Given information
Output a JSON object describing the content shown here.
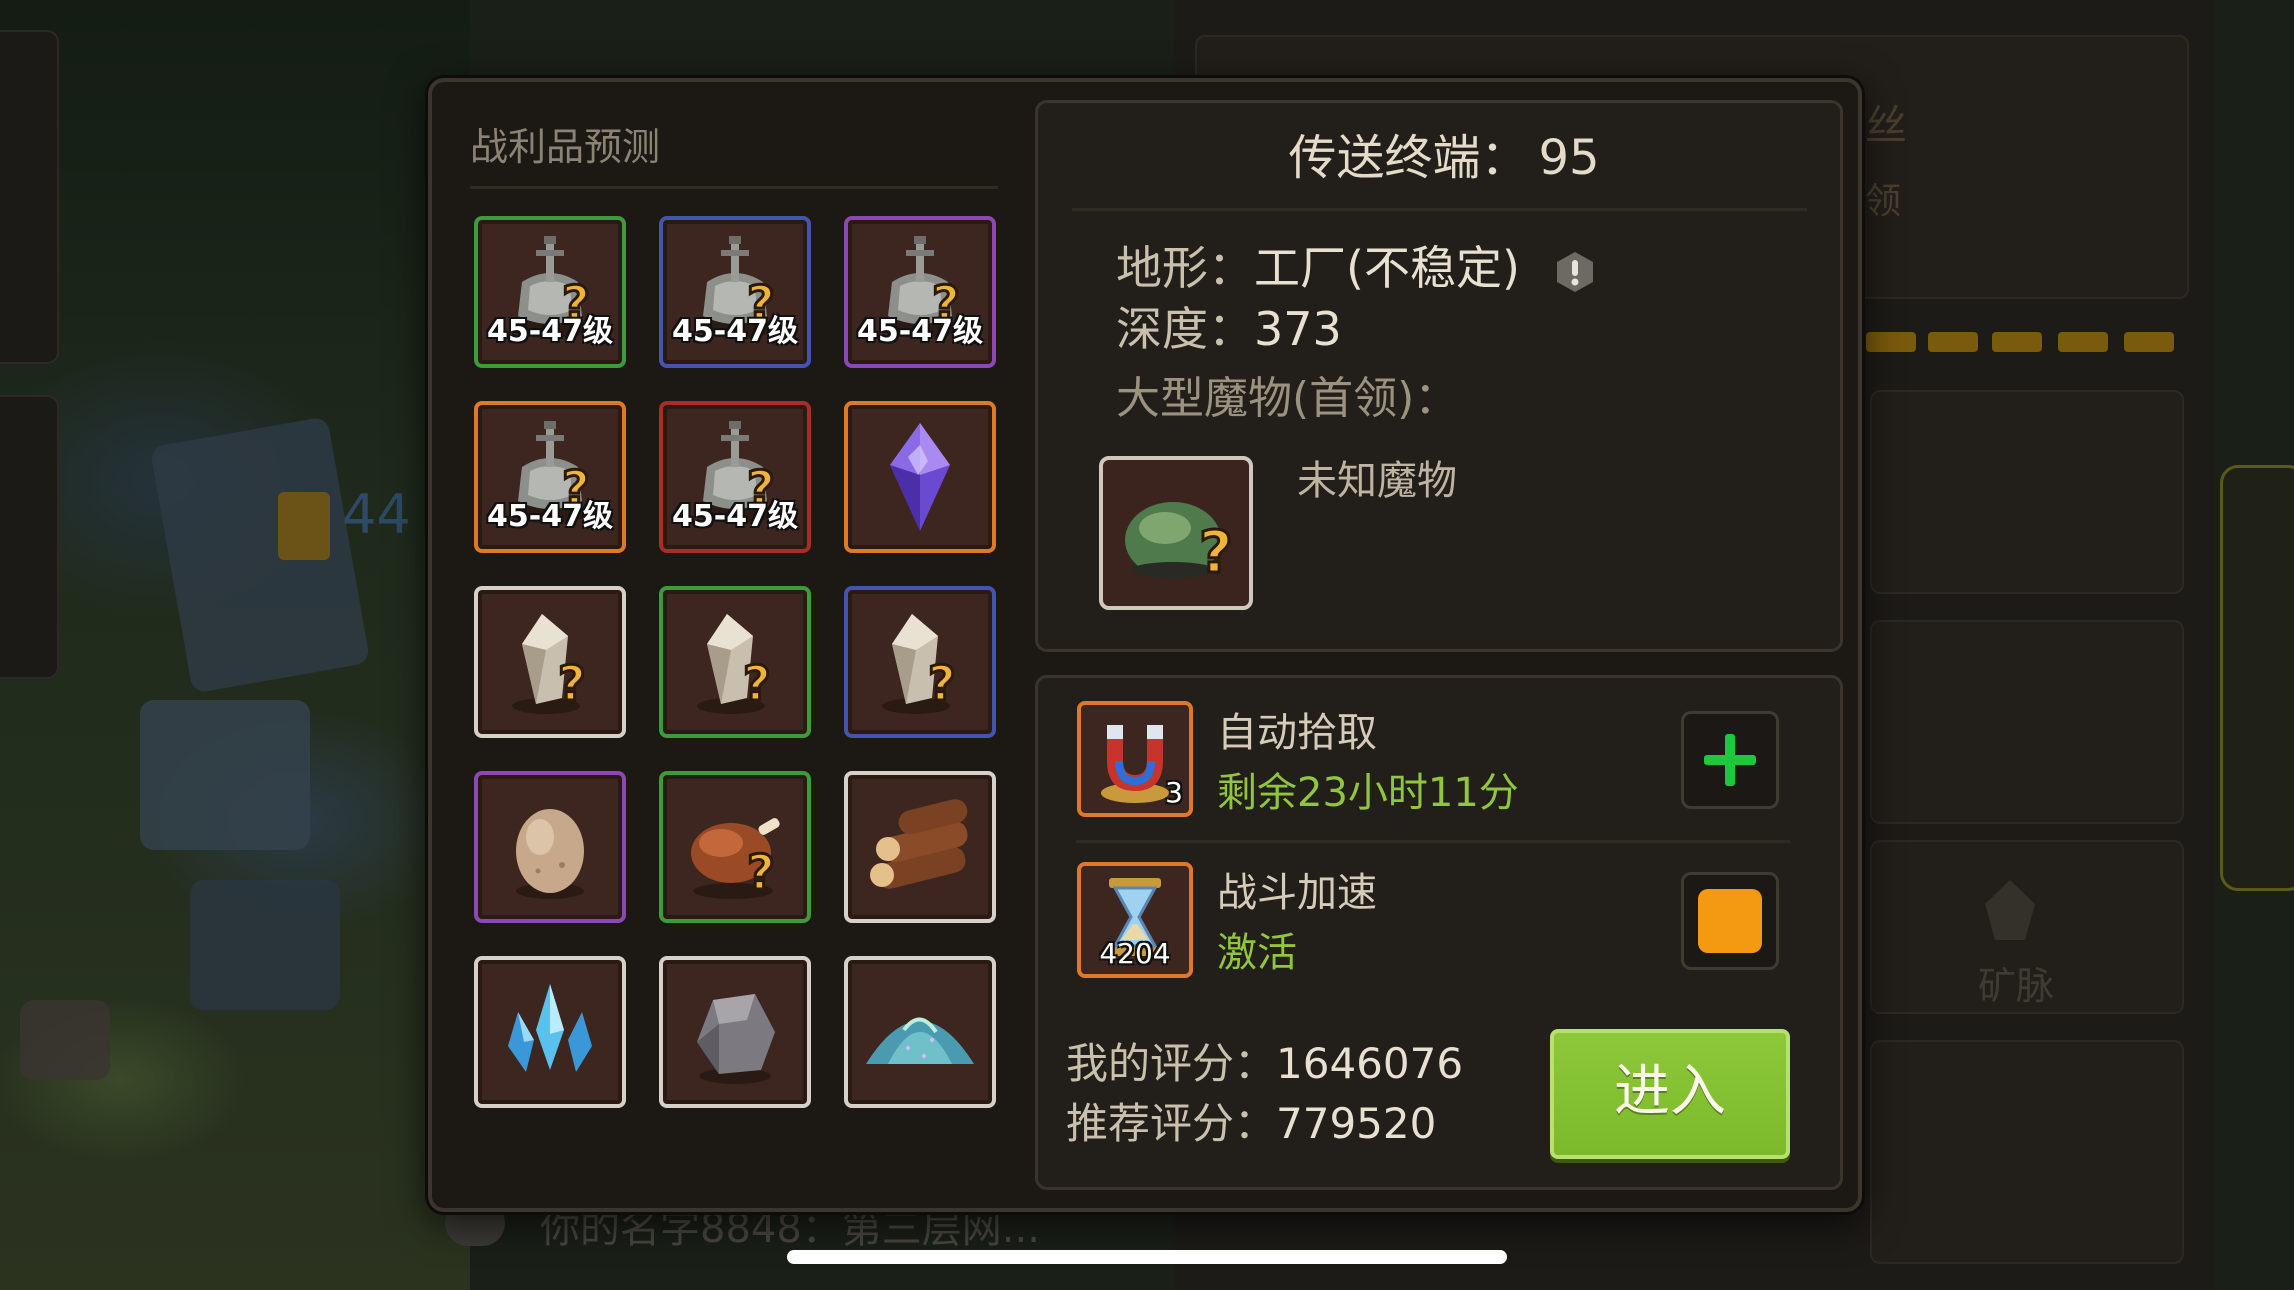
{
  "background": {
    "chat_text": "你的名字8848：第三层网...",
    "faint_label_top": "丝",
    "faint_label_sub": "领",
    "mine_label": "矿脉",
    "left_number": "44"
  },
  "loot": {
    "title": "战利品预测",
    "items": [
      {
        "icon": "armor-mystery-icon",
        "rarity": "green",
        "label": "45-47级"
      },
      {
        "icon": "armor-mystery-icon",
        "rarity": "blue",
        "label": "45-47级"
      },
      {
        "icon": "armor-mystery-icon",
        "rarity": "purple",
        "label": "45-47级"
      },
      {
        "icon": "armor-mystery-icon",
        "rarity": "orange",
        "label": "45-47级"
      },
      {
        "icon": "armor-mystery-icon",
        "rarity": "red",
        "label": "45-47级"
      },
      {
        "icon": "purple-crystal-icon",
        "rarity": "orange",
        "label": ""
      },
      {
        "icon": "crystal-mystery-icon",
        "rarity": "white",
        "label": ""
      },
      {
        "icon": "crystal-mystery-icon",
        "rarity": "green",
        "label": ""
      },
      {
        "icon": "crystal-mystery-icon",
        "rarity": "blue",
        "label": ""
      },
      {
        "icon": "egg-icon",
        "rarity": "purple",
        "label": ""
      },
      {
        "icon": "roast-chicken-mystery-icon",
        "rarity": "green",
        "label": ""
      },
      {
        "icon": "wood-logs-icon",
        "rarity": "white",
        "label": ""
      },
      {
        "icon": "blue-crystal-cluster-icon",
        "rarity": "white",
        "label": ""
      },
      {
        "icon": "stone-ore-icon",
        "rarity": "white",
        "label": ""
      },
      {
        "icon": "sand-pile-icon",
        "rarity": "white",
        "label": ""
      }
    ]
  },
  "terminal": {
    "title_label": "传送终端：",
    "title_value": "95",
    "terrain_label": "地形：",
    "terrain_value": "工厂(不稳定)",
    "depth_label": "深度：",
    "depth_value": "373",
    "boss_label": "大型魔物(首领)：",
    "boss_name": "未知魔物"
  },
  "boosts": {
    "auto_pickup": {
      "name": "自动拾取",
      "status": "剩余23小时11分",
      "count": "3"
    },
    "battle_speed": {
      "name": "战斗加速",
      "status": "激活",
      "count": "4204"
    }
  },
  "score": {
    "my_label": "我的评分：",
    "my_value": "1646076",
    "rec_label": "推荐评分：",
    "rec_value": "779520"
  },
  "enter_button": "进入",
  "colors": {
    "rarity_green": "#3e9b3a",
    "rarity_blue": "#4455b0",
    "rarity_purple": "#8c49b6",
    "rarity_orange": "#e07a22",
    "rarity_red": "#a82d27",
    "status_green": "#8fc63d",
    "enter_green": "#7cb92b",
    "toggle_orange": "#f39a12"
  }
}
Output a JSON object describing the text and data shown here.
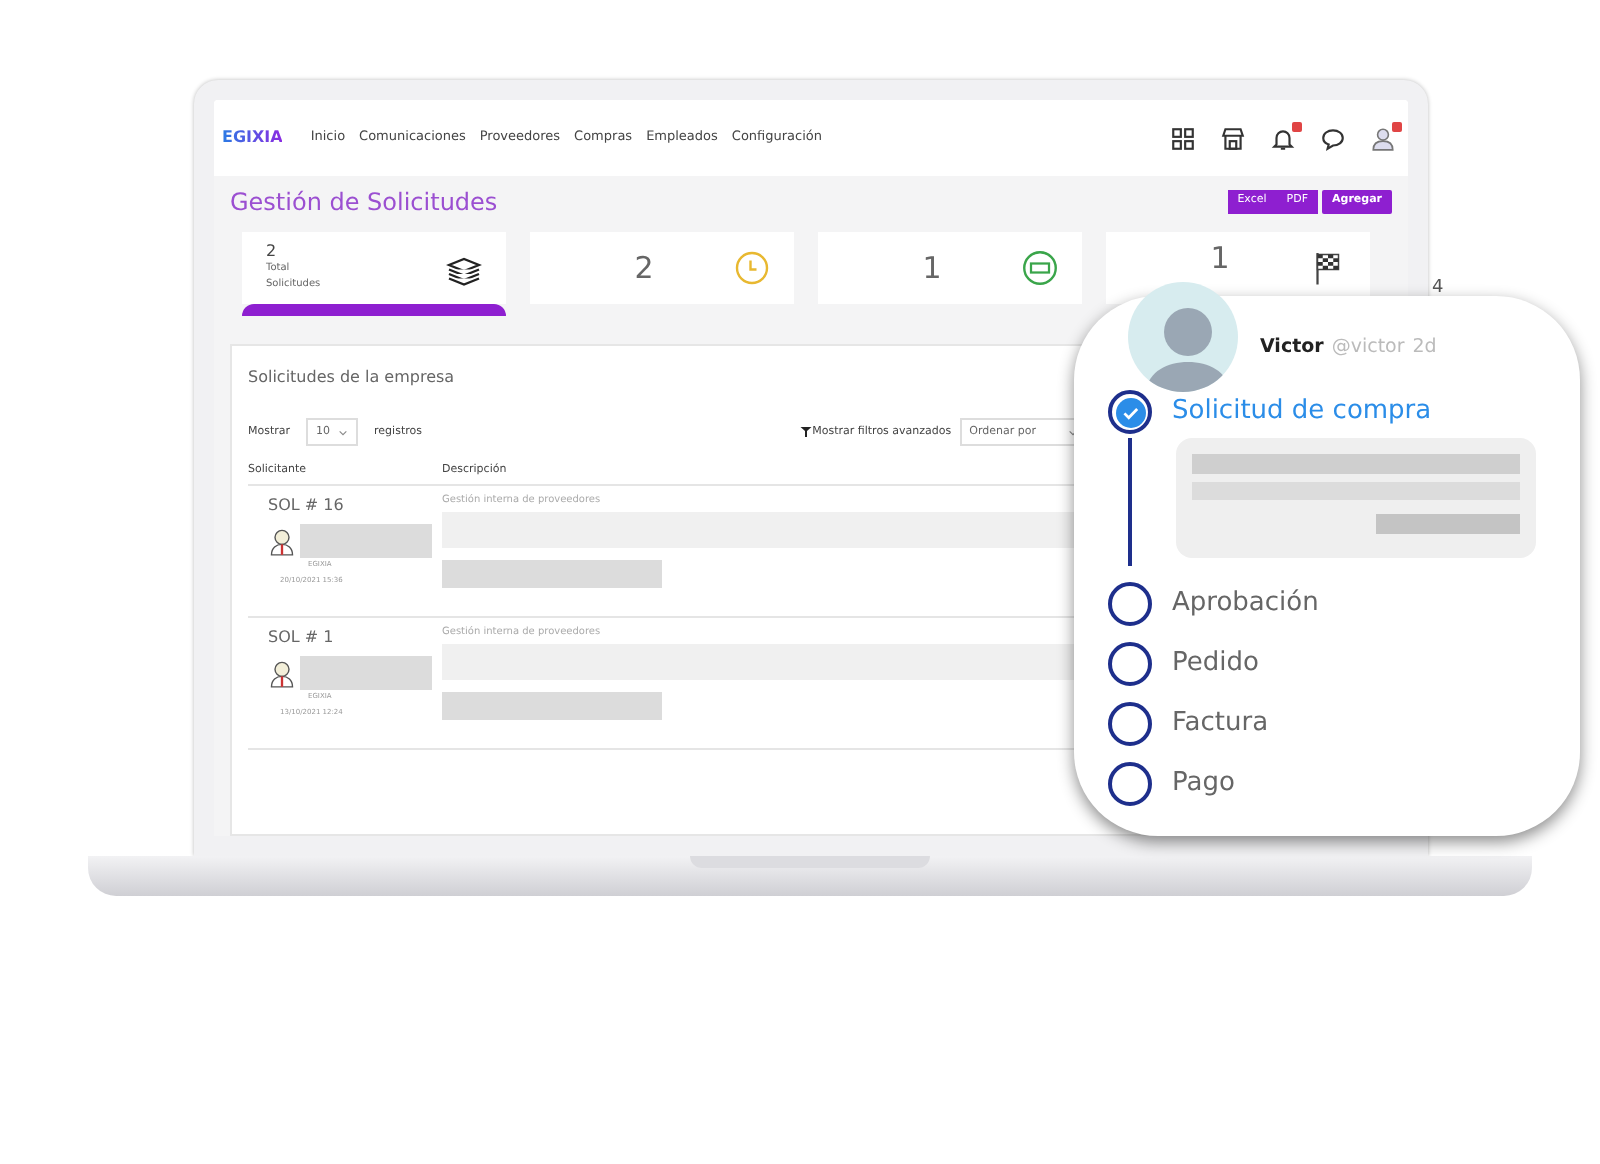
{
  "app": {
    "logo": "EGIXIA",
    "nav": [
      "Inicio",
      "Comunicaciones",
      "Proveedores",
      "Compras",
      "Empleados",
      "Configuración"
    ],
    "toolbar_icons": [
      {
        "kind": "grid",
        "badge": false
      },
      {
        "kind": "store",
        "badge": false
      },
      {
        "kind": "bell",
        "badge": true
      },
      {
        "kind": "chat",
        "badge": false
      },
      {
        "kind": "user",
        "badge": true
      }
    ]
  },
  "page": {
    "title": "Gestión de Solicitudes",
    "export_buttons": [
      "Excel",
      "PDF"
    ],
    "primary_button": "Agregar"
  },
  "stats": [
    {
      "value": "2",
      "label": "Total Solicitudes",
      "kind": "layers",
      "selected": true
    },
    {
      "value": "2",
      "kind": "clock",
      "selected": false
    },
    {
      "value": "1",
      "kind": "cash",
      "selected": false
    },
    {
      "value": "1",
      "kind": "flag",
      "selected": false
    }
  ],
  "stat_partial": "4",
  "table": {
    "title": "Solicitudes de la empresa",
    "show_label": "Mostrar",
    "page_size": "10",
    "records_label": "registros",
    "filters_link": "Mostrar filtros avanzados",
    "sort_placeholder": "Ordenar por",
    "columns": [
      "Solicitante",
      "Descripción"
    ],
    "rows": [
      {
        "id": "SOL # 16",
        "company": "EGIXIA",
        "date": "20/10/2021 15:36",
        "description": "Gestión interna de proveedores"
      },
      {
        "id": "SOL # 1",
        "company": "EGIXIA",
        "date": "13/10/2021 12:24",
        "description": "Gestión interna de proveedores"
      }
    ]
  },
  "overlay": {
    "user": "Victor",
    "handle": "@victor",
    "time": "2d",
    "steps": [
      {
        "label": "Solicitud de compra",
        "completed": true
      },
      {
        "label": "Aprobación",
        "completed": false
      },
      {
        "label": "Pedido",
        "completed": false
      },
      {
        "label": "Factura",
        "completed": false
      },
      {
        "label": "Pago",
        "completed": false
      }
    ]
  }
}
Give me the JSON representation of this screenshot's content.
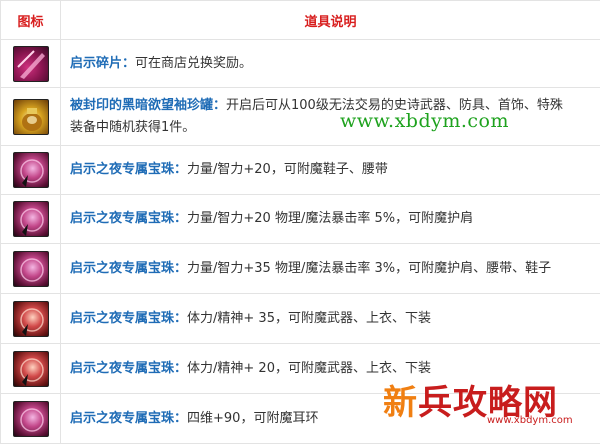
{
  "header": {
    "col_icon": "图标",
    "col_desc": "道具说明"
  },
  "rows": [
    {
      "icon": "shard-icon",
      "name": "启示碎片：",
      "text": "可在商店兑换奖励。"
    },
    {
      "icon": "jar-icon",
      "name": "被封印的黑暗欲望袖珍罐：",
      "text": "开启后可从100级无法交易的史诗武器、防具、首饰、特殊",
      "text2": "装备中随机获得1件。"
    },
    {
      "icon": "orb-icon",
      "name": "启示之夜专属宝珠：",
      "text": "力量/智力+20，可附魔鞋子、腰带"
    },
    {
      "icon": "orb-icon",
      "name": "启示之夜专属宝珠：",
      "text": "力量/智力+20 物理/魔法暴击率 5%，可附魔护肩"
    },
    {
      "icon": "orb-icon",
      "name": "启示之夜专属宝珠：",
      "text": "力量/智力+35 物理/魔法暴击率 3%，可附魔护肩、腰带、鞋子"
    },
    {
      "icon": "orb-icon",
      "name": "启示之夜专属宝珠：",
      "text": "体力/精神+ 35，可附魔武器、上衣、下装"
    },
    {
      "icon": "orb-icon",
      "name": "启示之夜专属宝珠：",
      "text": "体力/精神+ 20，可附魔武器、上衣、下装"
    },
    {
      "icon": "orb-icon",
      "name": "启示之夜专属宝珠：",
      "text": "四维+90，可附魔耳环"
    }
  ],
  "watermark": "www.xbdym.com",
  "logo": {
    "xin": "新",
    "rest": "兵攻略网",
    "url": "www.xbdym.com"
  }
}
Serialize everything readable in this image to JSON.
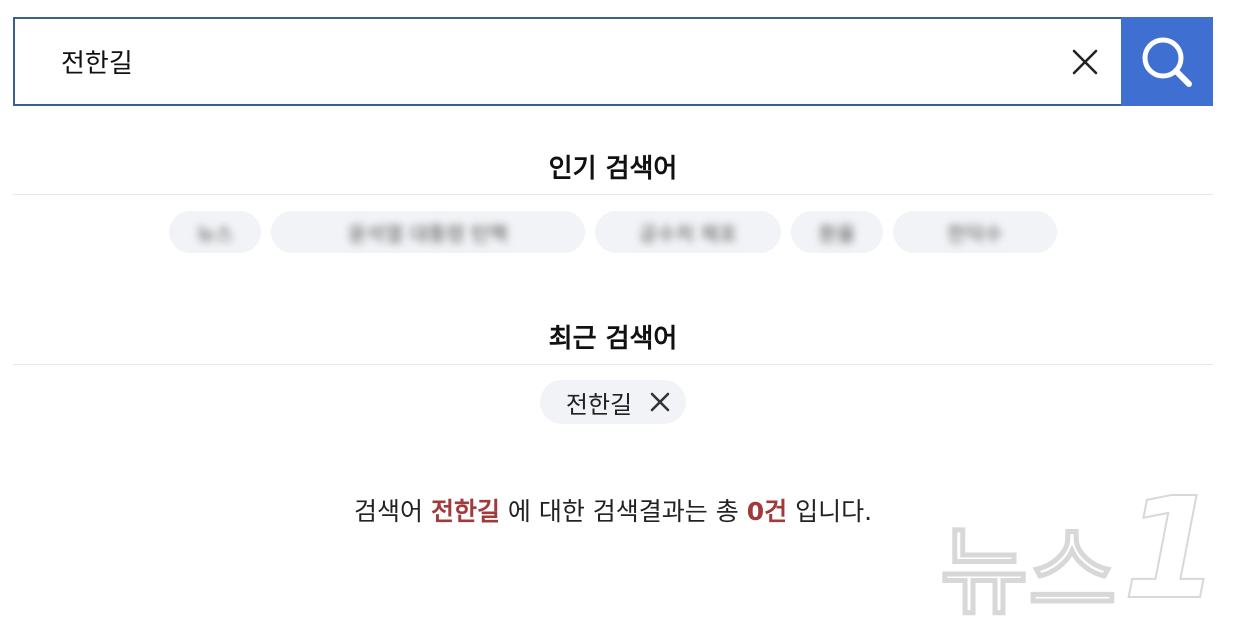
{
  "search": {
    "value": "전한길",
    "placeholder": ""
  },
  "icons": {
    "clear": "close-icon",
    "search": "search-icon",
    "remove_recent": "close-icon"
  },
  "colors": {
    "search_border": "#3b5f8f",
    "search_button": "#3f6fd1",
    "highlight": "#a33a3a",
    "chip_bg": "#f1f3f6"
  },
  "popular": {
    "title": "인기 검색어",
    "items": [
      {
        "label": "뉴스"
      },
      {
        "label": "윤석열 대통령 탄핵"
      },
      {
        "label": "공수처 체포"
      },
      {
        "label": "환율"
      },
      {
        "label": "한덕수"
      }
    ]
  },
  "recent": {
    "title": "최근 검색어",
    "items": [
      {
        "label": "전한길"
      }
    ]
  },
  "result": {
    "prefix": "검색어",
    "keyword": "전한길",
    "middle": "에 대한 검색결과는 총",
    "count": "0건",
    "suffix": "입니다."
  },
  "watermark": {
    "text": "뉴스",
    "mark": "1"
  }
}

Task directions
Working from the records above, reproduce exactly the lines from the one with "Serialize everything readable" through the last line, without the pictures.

Task answer
Serialize everything readable in this image to JSON.
{
  "search": {
    "value": "전한길",
    "placeholder": ""
  },
  "icons": {
    "clear": "close-icon",
    "search": "search-icon",
    "remove_recent": "close-icon"
  },
  "colors": {
    "search_border": "#3b5f8f",
    "search_button": "#3f6fd1",
    "highlight": "#a33a3a",
    "chip_bg": "#f1f3f6"
  },
  "popular": {
    "title": "인기 검색어",
    "items": [
      {
        "label": "뉴스"
      },
      {
        "label": "윤석열 대통령 탄핵"
      },
      {
        "label": "공수처 체포"
      },
      {
        "label": "환율"
      },
      {
        "label": "한덕수"
      }
    ]
  },
  "recent": {
    "title": "최근 검색어",
    "items": [
      {
        "label": "전한길"
      }
    ]
  },
  "result": {
    "prefix": "검색어",
    "keyword": "전한길",
    "middle": "에 대한 검색결과는 총",
    "count": "0건",
    "suffix": "입니다."
  },
  "watermark": {
    "text": "뉴스",
    "mark": "1"
  }
}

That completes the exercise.